Clarke’s reforms get thumbs up at Wembley
The Football Association has agreed to implement the most radical reforms to how it is run in decades at a meeting of its shareholders at Wembley.
Championed by FA chairman Greg Clarke, the reforms mean the governing body will now meet the new governance code introduced by sports minister Tracey Crouch.
This will enable the FA to continue to receive public funding for grassroots projects and bidding for events, as well as answering critics who doubted its ability to modernise itself.
Already unanimously backed by the board and council, the reforms have now cleared the final hurdle of receiving the support from 75 per cent of the FA’s 1,100 shareholders and will come into force on July 27.
The key reforms are streamlining the board from 12 members to 10, with three seats reserved for women from 2018, the introduction of term limits and a revamped council.
In an FA statement, Clarke said: “This is a significant moment and a very positive step.
“Good corporate governance is essential for any successful organisation and these new reforms have the interests of football at their core. They will benefit all of English football.
“This is a good start but we don’t just want to be compliant with Sport England’s code for sports governance, we want to go beyond that. Our aim is to make English football for all and a more inclusive and diverse game.”
As well as the changes at board level, 11 new members will be added to the council, football’s so-called parliament, to make it more diverse and inclusive.
All council members will also have to be actively involved in the organisations they represent, so there will be no further appointments of life or senior vice-presidents, and those groups will lose their voting rights.
The limit of three three-year terms will apply to both the board and council.
Clarke’s careful diplomacy has been crucial in getting the FA to this point but credit must be shared with Crouch for linking change to cash. From November, any organisation that wants support from funding agencies Sport England or UK Sport must meet the new code.

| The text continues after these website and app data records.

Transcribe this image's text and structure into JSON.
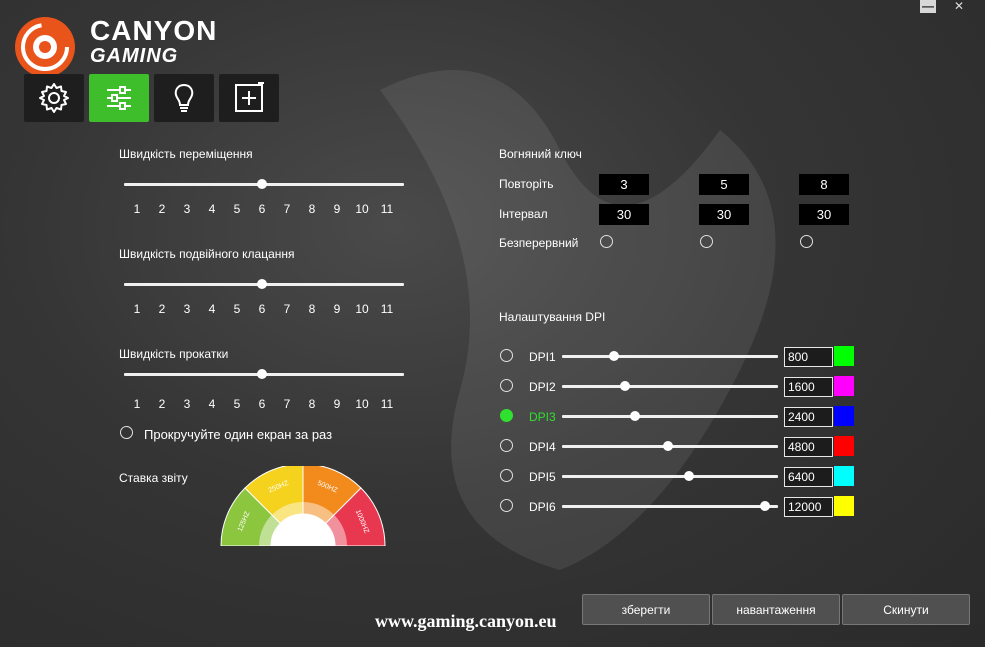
{
  "window": {
    "minimize_label": "—",
    "close_label": "✕"
  },
  "brand": {
    "line1": "CANYON",
    "line2": "GAMING",
    "url": "www.gaming.canyon.eu"
  },
  "tabs": [
    {
      "icon": "gear-icon",
      "active": false
    },
    {
      "icon": "sliders-icon",
      "active": true
    },
    {
      "icon": "lightbulb-icon",
      "active": false
    },
    {
      "icon": "macro-plus-icon",
      "active": false
    }
  ],
  "sliders": {
    "ticks": [
      "1",
      "2",
      "3",
      "4",
      "5",
      "6",
      "7",
      "8",
      "9",
      "10",
      "11"
    ],
    "movement": {
      "label": "Швидкість переміщення",
      "value": 6
    },
    "double_click": {
      "label": "Швидкість подвійного клацання",
      "value": 6
    },
    "scroll": {
      "label": "Швидкість прокатки",
      "value": 6
    }
  },
  "scroll_page": {
    "label": "Прокручуйте один екран за раз",
    "checked": false
  },
  "report_rate": {
    "label": "Ставка звіту",
    "segments": [
      "125HZ",
      "250HZ",
      "500HZ",
      "1000HZ"
    ],
    "colors": [
      "#8cc63f",
      "#f5d21e",
      "#f28a1c",
      "#e8384f"
    ]
  },
  "fire_key": {
    "title": "Вогняний ключ",
    "repeat_label": "Повторіть",
    "interval_label": "Інтервал",
    "continuous_label": "Безперервний",
    "repeat": [
      "3",
      "5",
      "8"
    ],
    "interval": [
      "30",
      "30",
      "30"
    ]
  },
  "dpi": {
    "title": "Налаштування DPI",
    "active_index": 2,
    "max": 12000,
    "items": [
      {
        "label": "DPI1",
        "value": "800",
        "color": "#00ff00"
      },
      {
        "label": "DPI2",
        "value": "1600",
        "color": "#ff00ff"
      },
      {
        "label": "DPI3",
        "value": "2400",
        "color": "#0000ff"
      },
      {
        "label": "DPI4",
        "value": "4800",
        "color": "#ff0000"
      },
      {
        "label": "DPI5",
        "value": "6400",
        "color": "#00ffff"
      },
      {
        "label": "DPI6",
        "value": "12000",
        "color": "#ffff00"
      }
    ]
  },
  "buttons": {
    "save": "зберегти",
    "load": "навантаження",
    "reset": "Скинути"
  }
}
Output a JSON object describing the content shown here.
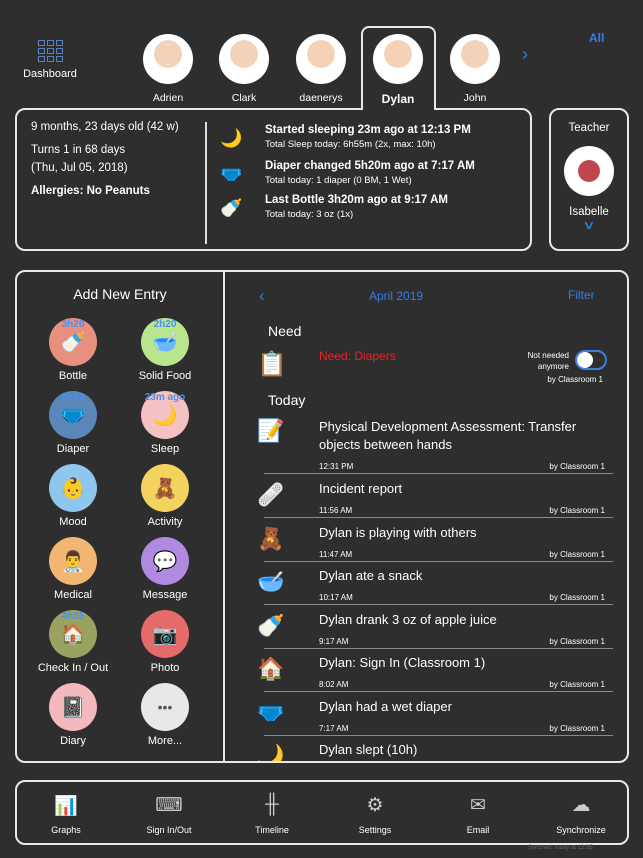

The FA received £30million from Sport England between 2013-17 and stood to lose about £15million of that - as grants have fallen and it has already been given £5.6million for disability football and the women’s game - if it failed to reform.